----- RECORD SET -----
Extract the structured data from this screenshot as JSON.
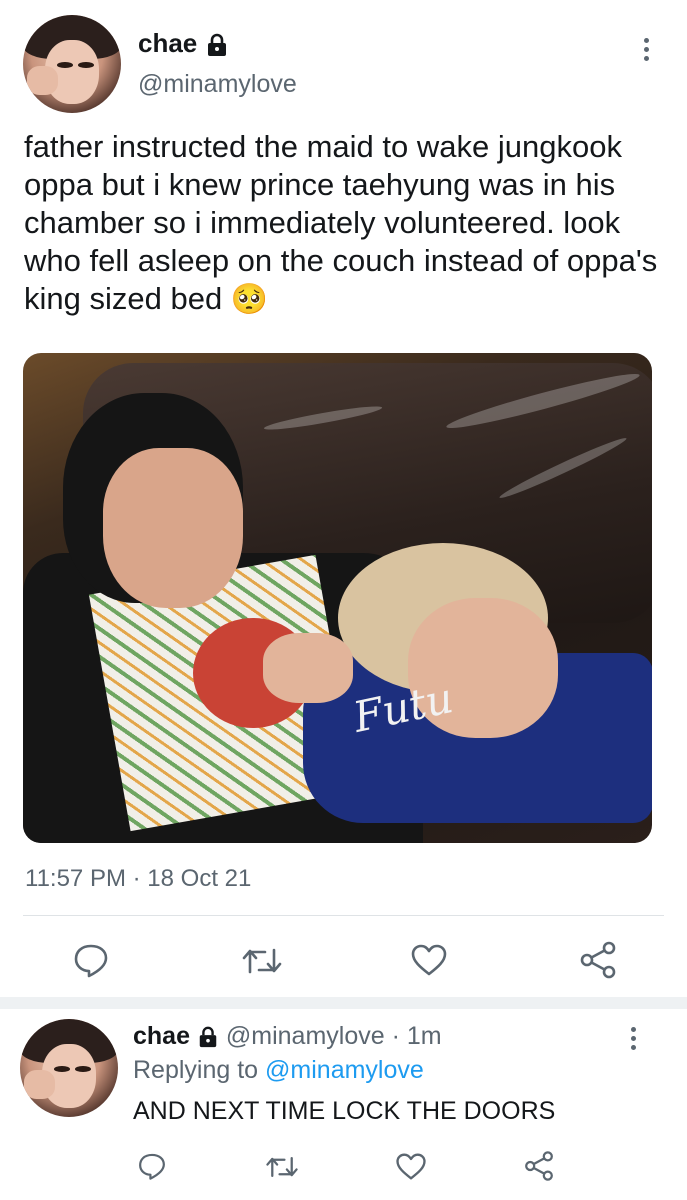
{
  "tweet": {
    "display_name": "chae",
    "handle": "@minamylove",
    "text": "father instructed the maid to wake jungkook oppa but i knew prince taehyung was in his chamber so i immediately volunteered. look who fell asleep on the couch instead of oppa's king sized bed",
    "emoji": "🥺",
    "time": "11:57 PM",
    "separator": "·",
    "date": "18 Oct 21",
    "photo_text": "Futu"
  },
  "reply": {
    "display_name": "chae",
    "handle": "@minamylove",
    "separator": "·",
    "age": "1m",
    "replying_to_label": "Replying to",
    "replying_to_handle": "@minamylove",
    "text": "AND NEXT TIME LOCK THE DOORS"
  },
  "icons": [
    "lock-icon",
    "more-icon",
    "reply-icon",
    "retweet-icon",
    "like-icon",
    "share-icon"
  ],
  "colors": {
    "text": "#14171a",
    "muted": "#5b6670",
    "link": "#1d9bf0",
    "divider": "#dfe3e6"
  }
}
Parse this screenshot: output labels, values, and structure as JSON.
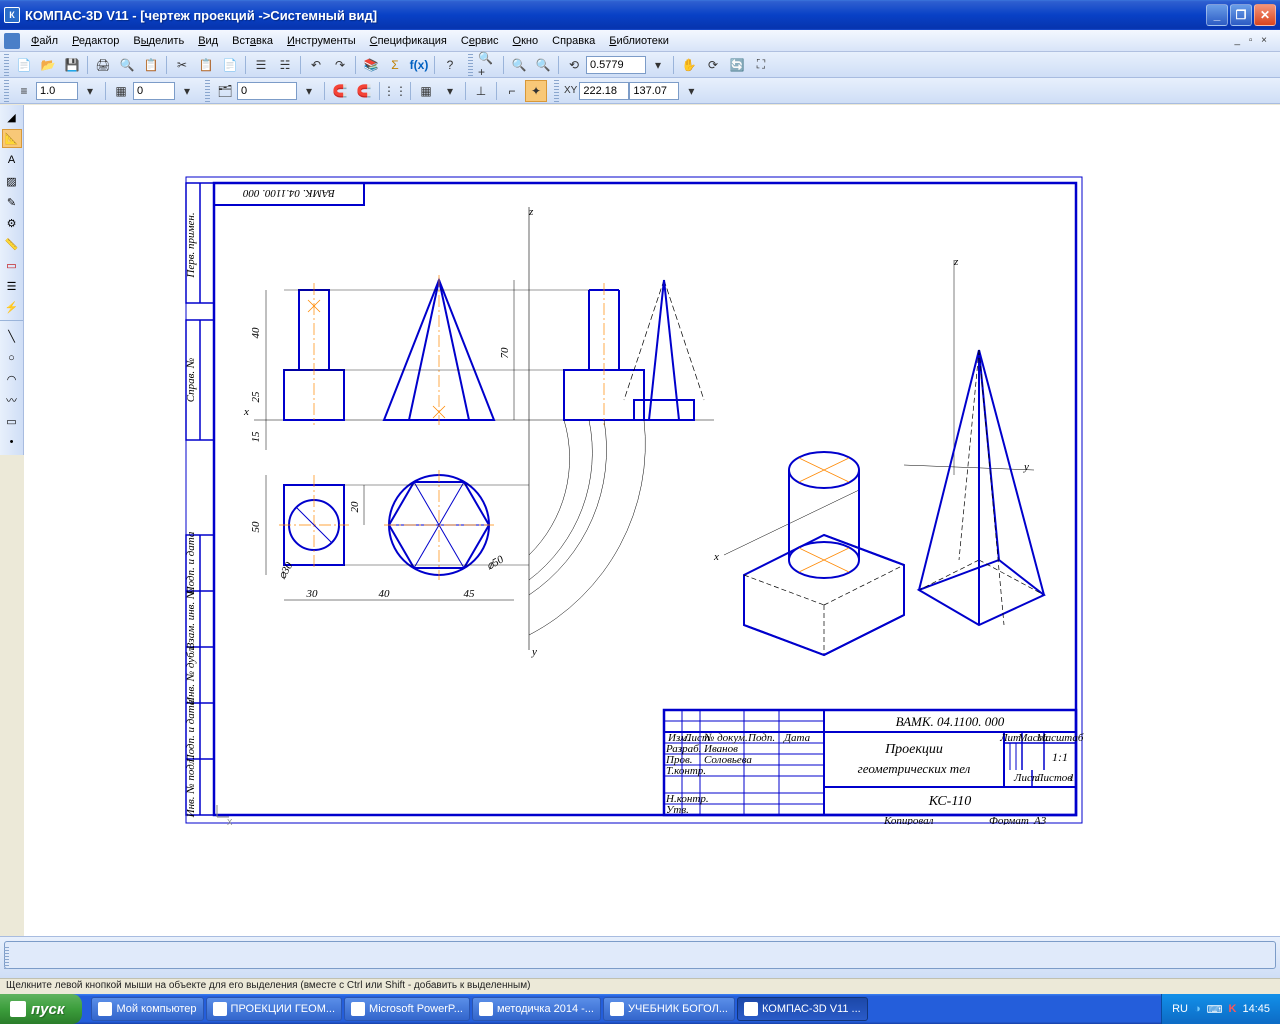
{
  "window": {
    "title": "КОМПАС-3D V11 - [чертеж проекций ->Системный вид]"
  },
  "menu": {
    "file": "Файл",
    "editor": "Редактор",
    "select": "Выделить",
    "view": "Вид",
    "insert": "Вставка",
    "tools": "Инструменты",
    "spec": "Спецификация",
    "service": "Сервис",
    "window": "Окно",
    "help": "Справка",
    "libraries": "Библиотеки"
  },
  "toolbar": {
    "zoom_value": "0.5779",
    "style_value": "1.0",
    "layer_value": "0",
    "layer2_value": "0",
    "coord_x": "222.18",
    "coord_y": "137.07",
    "xy_label": "XY"
  },
  "drawing": {
    "code_top": "ВАМК. 04.1100. 000",
    "axis_x": "x",
    "axis_y": "y",
    "axis_z": "z",
    "dim_40": "40",
    "dim_25": "25",
    "dim_15": "15",
    "dim_50": "50",
    "dim_20": "20",
    "dim_70": "70",
    "dim_30": "30",
    "dim_40b": "40",
    "dim_45": "45",
    "dim_d30": "⌀30",
    "dim_d50": "⌀50"
  },
  "titleblock": {
    "code": "ВАМК. 04.1100. 000",
    "title_line1": "Проекции",
    "title_line2": "геометрических тел",
    "group": "КС-110",
    "scale": "1:1",
    "sheets": "1",
    "format": "А3",
    "hdr_izm": "Изм.",
    "hdr_list": "Лист",
    "hdr_docnum": "№ докум.",
    "hdr_podp": "Подп.",
    "hdr_date": "Дата",
    "row_razrab": "Разраб.",
    "row_prov": "Пров.",
    "row_tkontr": "Т.контр.",
    "row_nkontr": "Н.контр.",
    "row_utv": "Утв.",
    "name1": "Иванов",
    "name2": "Соловьева",
    "hdr_lit": "Лит.",
    "hdr_massa": "Масса",
    "hdr_mashtab": "Масштаб",
    "hdr_list2": "Лист",
    "hdr_listov": "Листов",
    "kopiroval": "Копировал",
    "format_label": "Формат"
  },
  "sidebar_labels": {
    "perv_primen": "Перв. примен.",
    "sprav": "Справ. №",
    "podp_data": "Подп. и дата",
    "vzam_inv": "Взам. инв. №",
    "inv_dubl": "Инв. № дубл.",
    "podp_data2": "Подп. и дата",
    "inv_podl": "Инв. № подл."
  },
  "statusbar": {
    "hint": "Щелкните левой кнопкой мыши на объекте для его выделения (вместе с Ctrl или Shift - добавить к выделенным)"
  },
  "taskbar": {
    "start": "пуск",
    "items": [
      "Мой компьютер",
      "ПРОЕКЦИИ ГЕОМ...",
      "Microsoft PowerP...",
      "методичка 2014 -...",
      "УЧЕБНИК БОГОЛ...",
      "КОМПАС-3D V11 ..."
    ],
    "lang": "RU",
    "clock": "14:45"
  }
}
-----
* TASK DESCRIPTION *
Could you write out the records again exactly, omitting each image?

* RESPONSE BELOW *
Extract the structured data from this screenshot as JSON.
{
  "tweet": {
    "display_name": "chae",
    "handle": "@minamylove",
    "text": "father instructed the maid to wake jungkook oppa but i knew prince taehyung was in his chamber so i immediately volunteered. look who fell asleep on the couch instead of oppa's king sized bed",
    "emoji": "🥺",
    "time": "11:57 PM",
    "separator": "·",
    "date": "18 Oct 21",
    "photo_text": "Futu"
  },
  "reply": {
    "display_name": "chae",
    "handle": "@minamylove",
    "separator": "·",
    "age": "1m",
    "replying_to_label": "Replying to",
    "replying_to_handle": "@minamylove",
    "text": "AND NEXT TIME LOCK THE DOORS"
  },
  "icons": [
    "lock-icon",
    "more-icon",
    "reply-icon",
    "retweet-icon",
    "like-icon",
    "share-icon"
  ],
  "colors": {
    "text": "#14171a",
    "muted": "#5b6670",
    "link": "#1d9bf0",
    "divider": "#dfe3e6"
  }
}
Parse this screenshot: output labels, values, and structure as JSON.
{
  "window": {
    "title": "КОМПАС-3D V11 - [чертеж проекций ->Системный вид]"
  },
  "menu": {
    "file": "Файл",
    "editor": "Редактор",
    "select": "Выделить",
    "view": "Вид",
    "insert": "Вставка",
    "tools": "Инструменты",
    "spec": "Спецификация",
    "service": "Сервис",
    "window": "Окно",
    "help": "Справка",
    "libraries": "Библиотеки"
  },
  "toolbar": {
    "zoom_value": "0.5779",
    "style_value": "1.0",
    "layer_value": "0",
    "layer2_value": "0",
    "coord_x": "222.18",
    "coord_y": "137.07",
    "xy_label": "XY"
  },
  "drawing": {
    "code_top": "ВАМК. 04.1100. 000",
    "axis_x": "x",
    "axis_y": "y",
    "axis_z": "z",
    "dim_40": "40",
    "dim_25": "25",
    "dim_15": "15",
    "dim_50": "50",
    "dim_20": "20",
    "dim_70": "70",
    "dim_30": "30",
    "dim_40b": "40",
    "dim_45": "45",
    "dim_d30": "⌀30",
    "dim_d50": "⌀50"
  },
  "titleblock": {
    "code": "ВАМК. 04.1100. 000",
    "title_line1": "Проекции",
    "title_line2": "геометрических тел",
    "group": "КС-110",
    "scale": "1:1",
    "sheets": "1",
    "format": "А3",
    "hdr_izm": "Изм.",
    "hdr_list": "Лист",
    "hdr_docnum": "№ докум.",
    "hdr_podp": "Подп.",
    "hdr_date": "Дата",
    "row_razrab": "Разраб.",
    "row_prov": "Пров.",
    "row_tkontr": "Т.контр.",
    "row_nkontr": "Н.контр.",
    "row_utv": "Утв.",
    "name1": "Иванов",
    "name2": "Соловьева",
    "hdr_lit": "Лит.",
    "hdr_massa": "Масса",
    "hdr_mashtab": "Масштаб",
    "hdr_list2": "Лист",
    "hdr_listov": "Листов",
    "kopiroval": "Копировал",
    "format_label": "Формат"
  },
  "sidebar_labels": {
    "perv_primen": "Перв. примен.",
    "sprav": "Справ. №",
    "podp_data": "Подп. и дата",
    "vzam_inv": "Взам. инв. №",
    "inv_dubl": "Инв. № дубл.",
    "podp_data2": "Подп. и дата",
    "inv_podl": "Инв. № подл."
  },
  "statusbar": {
    "hint": "Щелкните левой кнопкой мыши на объекте для его выделения (вместе с Ctrl или Shift - добавить к выделенным)"
  },
  "taskbar": {
    "start": "пуск",
    "items": [
      "Мой компьютер",
      "ПРОЕКЦИИ ГЕОМ...",
      "Microsoft PowerP...",
      "методичка 2014 -...",
      "УЧЕБНИК БОГОЛ...",
      "КОМПАС-3D V11 ..."
    ],
    "lang": "RU",
    "clock": "14:45"
  }
}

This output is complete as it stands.